Tokyo is a metropolis, but you do not have to go that far from downtown to find mountains. Of course the most famous is Mt. Fuji (which you can read more about here), but it’s not the only mountain in the region. Here we will have a look at a few others that you can try out relatively quickly.
Rated as a three-star attraction by The Michelin Guide and one of the 100 best landscapes in Japan, Mount Takao, a 599-metre high mountain located in Hachioji, is excellent for a one day hike. On top of the mountain, there is a 1,200-year-old temple, and you can enjoy views of Mount Fuji on a clear day. In addition to seven different hiking routes, there is also a cable car for those of you who want the view without the exertion.
Getting there: The nearest station is Keio Takasanguchi; from there, you can either hike up the mountain (about 2 hours) or walk to Kiyotaki Station, where you can take a combination of cable cars and ropeway lifts halfway up.
Approximately 2 hours from Tokyo, Mt. Mitake, with streams, waterfalls, and beautiful scenery, is 920 meters high and has a 2,000-year history of pilgrimage.

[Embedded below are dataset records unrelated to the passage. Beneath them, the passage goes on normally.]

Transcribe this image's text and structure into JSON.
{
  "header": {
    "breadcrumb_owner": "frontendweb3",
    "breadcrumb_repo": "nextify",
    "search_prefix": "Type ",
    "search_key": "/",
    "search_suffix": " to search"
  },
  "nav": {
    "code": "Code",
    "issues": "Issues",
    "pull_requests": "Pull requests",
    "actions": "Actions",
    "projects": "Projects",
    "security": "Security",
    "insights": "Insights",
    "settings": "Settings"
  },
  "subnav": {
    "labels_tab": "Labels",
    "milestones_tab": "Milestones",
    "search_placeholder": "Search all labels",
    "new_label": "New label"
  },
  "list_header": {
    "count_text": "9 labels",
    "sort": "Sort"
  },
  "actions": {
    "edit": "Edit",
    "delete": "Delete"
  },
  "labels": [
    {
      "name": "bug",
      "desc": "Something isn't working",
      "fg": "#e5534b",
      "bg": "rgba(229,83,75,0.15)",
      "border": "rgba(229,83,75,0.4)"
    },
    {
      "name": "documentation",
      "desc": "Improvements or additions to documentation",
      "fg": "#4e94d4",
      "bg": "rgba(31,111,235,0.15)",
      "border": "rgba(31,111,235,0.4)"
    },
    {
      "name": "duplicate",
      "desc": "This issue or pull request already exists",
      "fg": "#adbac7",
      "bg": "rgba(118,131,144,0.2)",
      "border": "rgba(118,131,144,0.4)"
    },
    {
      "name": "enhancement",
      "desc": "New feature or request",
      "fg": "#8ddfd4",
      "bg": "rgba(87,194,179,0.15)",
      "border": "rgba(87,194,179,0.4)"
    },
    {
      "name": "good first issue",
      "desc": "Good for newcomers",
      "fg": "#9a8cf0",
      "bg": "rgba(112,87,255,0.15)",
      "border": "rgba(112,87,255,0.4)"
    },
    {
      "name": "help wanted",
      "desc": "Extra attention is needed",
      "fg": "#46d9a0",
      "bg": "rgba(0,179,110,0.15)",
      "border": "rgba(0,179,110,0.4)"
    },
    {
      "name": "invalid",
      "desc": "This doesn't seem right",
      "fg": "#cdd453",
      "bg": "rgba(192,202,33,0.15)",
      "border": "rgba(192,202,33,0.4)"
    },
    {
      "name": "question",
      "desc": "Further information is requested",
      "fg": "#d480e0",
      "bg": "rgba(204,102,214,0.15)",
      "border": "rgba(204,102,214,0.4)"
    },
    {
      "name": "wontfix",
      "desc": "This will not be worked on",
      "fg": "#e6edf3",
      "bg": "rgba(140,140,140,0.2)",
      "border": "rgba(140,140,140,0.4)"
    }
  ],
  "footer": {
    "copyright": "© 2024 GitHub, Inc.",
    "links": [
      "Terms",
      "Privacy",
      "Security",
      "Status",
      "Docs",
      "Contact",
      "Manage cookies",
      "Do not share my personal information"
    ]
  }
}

It is home to Mitake Shrine and has several hiking trails that are suitable for hikers of all abilities. In the summer, it is covered in greenery and hydrangeas.
Getting there: JR Mitake station is the nearest, and from there, you can take a 10-minute bus to Takimoto cable car that will take you halfway up the mountain.
Mt. Mito is a picturesque and relatively easy hiking spot to enjoy with the family. After taking a bus from Musashi Itsukaichi Station, enter at the Tokyo Citizen’s Forest Museum to begin your walk. The loop hike around Mt. Mito takes around three and a half hours and passes by the high 33 meter Mito no Otaki Fall, accessible by a suspension bridge. The summit is a great place to pull out the picnic and enjoy lunch with a view.
Getting there: Train to Musashi Itsukaichi Station, followed by an hour’s bus ride.
One of the ‘100 Best Mountains in Japan’, at 877 meters Mt Tsukuba, isn’t particularly high, but the steepish slope makes it a little more of a challenge. Thanks to the mountain’s double peak, representing interlocked lovers, the Tsukuba-san shrine is dedicated to couples and marriage. Perhaps a perfect place to ‘pop the question’ or celebrate an anniversary?
Getting there: Head to Tsukuba station, then take a bus to Tsukuba-san-jinja. From there, you can take a six-minute cable car part way up the mountain or hike for an hour to reach the same point.
With some steep climbs, bridges, easyish terrain, and views of Mt. Fuji, Mt. Mitsutoge offers quite a bit of variety along its six-hour path. One of the more interesting sites is the ’88 Buddhas’ statues, all clad in red when you near the summit (although there are only 81 remaining).
Getting there: Mitsutoge Station is pretty convenient for this trail.